And I always think I have a cold. Always. Without fail. I’ll write to The Mom and bemoan my miserable luck, a cold when finally the weather is getting nice. I’ll put it on my Facebook page and this will elicit the required amount of sympathy from friends near and far.

And then the cold will not shift. It will linger in a way that colds do not. And my ears will start to get itchy and feel funny on the inside – humid, as a friend once pointed out. That’s about the point in time when I realise that goddamnit, this is not a cold.

This is hay fever. And it is particularly miserable. And it is entirely the fault of the plane trees.

As a child, my allergies were bad. To the point that The Mom had to sequester me inside once a fortnight when Your Father was told to mow the lawn. Nevermind that I loved the smell of freshly cut grass or rolling happily around in it afterwards, niope, that was not for me. Not anymore. Because I would come inside, an itchy, rashy, sniffling, snorting, eyewaterring mess. That and we went through so many tissues it was becoming absurd.

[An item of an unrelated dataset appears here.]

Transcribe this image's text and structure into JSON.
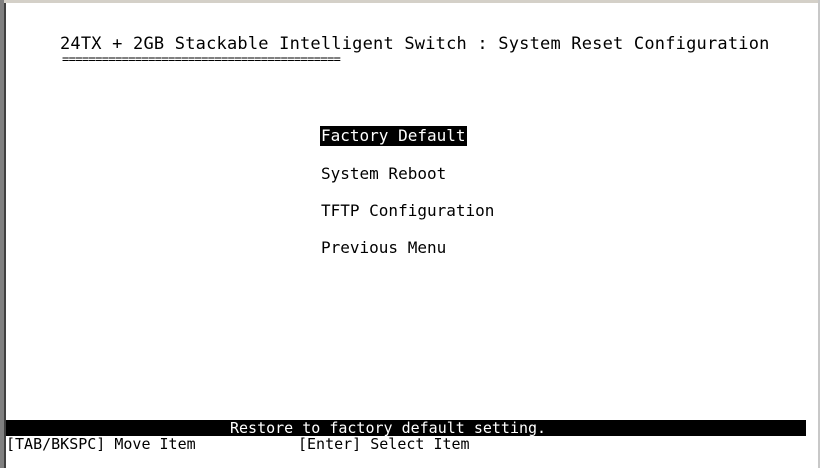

The Mom is a newcomer to this sort of seasonal allergy and she doesn’t cope with it very well either. This year, though, hers haven’t been nearly as bad as mine and I dare say I’m looking forward to putting a fair bit of distance between myself and the evil plane trees. Funnily enough, when I arrive home for my annual summer visit, The Mom’s town will have seen fit to be done with anything that might bloom and cause me misery which I think is fair enough. It costs me an arm and a leg to fly home and so at least I should be guaranteed an allergy-free vacation.